Sunday is National Grandparents' Day, and the Better Business Bureau suggests families take time to talk about scams that target older people.
One popular scheme is even dubbed the Grandparent Scam. It's a variation on the Emergency Scam, and is designed to fool seniors into thinking that their grandchild is hurt, arrested or stranded, and in need of money.
Emergency scams can happen to anyone. Scammers make up an urgent situation -- "I've been arrested," "I've been mugged," "I'm in the hospital" -- and target friends and family with pleas for help and money.
But oftentimes, scammers gear their pitch toward unsuspecting seniors with a plea that appears to be coming from their grandchild.
The BBB offers tips for families to help them avoid the Grandparent Scam.
Know the red flags. Typically, grandparents receives a frantic phone call from a scammer posing as their grandchild. The "grandchild" explains that he or she has gotten into trouble and needs help, perhaps has caused a car accident or was arrested for drug possession. The "grandchild" pleads to the grandparents not to tell his or her parents and asks that they wire thousands of dollars for reasons like posting bail, repairing the car, covering lawyer's fees, or even paying hospital bills for a person the grandchild has supposedly injured in a car accident.
Don't disclose too much information. If grandparents receive a call from someone claiming to be their grandchild in distress, the BBB advises that the grandparents not disclose any information before confirming that it really is their grandchild. If a caller says "It's me, Grandma!" don't respond with a name, but instead let the caller explain who he or she is. People should also be careful about sharing too much travel information on social media.
Ask a personal question. One easy way to confirm their identity is to ask a simple question that the grandchild would know, such as the name of a cousin or pet. Be careful not to ask something that can be easily identified via a social media profile (such as the name of the grandchild's school).

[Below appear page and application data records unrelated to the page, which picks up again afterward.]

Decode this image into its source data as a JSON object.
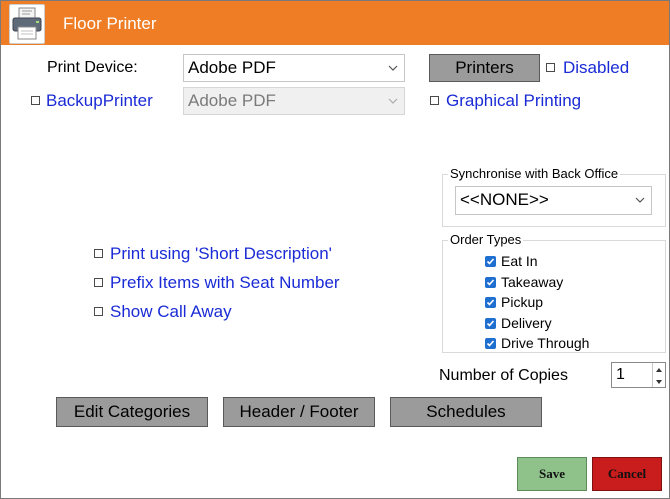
{
  "window": {
    "title": "Floor Printer",
    "accent": "#ee7d25"
  },
  "print_device": {
    "label": "Print Device:",
    "value": "Adobe PDF"
  },
  "printers_button": {
    "label": "Printers"
  },
  "disabled": {
    "label": "Disabled",
    "checked": false
  },
  "backup_printer": {
    "label": "BackupPrinter",
    "checked": false,
    "value": "Adobe PDF"
  },
  "graphical_printing": {
    "label": "Graphical Printing",
    "checked": false
  },
  "sync_back_office": {
    "label": "Synchronise with Back Office",
    "value": "<<NONE>>"
  },
  "options": [
    {
      "label": "Print using 'Short Description'",
      "checked": false
    },
    {
      "label": "Prefix Items with Seat Number",
      "checked": false
    },
    {
      "label": "Show Call Away",
      "checked": false
    }
  ],
  "order_types": {
    "label": "Order Types",
    "items": [
      {
        "label": "Eat In",
        "checked": true
      },
      {
        "label": "Takeaway",
        "checked": true
      },
      {
        "label": "Pickup",
        "checked": true
      },
      {
        "label": "Delivery",
        "checked": true
      },
      {
        "label": "Drive Through",
        "checked": true
      }
    ]
  },
  "copies": {
    "label": "Number of Copies",
    "value": "1"
  },
  "buttons": {
    "edit_categories": "Edit Categories",
    "header_footer": "Header / Footer",
    "schedules": "Schedules",
    "save": "Save",
    "cancel": "Cancel"
  },
  "icons": [
    "printer-icon",
    "chevron-down-icon",
    "check-icon",
    "spin-up-icon",
    "spin-down-icon"
  ]
}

Communicate. If a student really is traveling, he or she should share travel plans with family members before leaving the state or country. Let your older loved ones know where you'll be and when you plan to return. Make sure everyone in the family has contact information in case of emergency. This should include a cellphone number and email for the student and for anyone they are traveling with.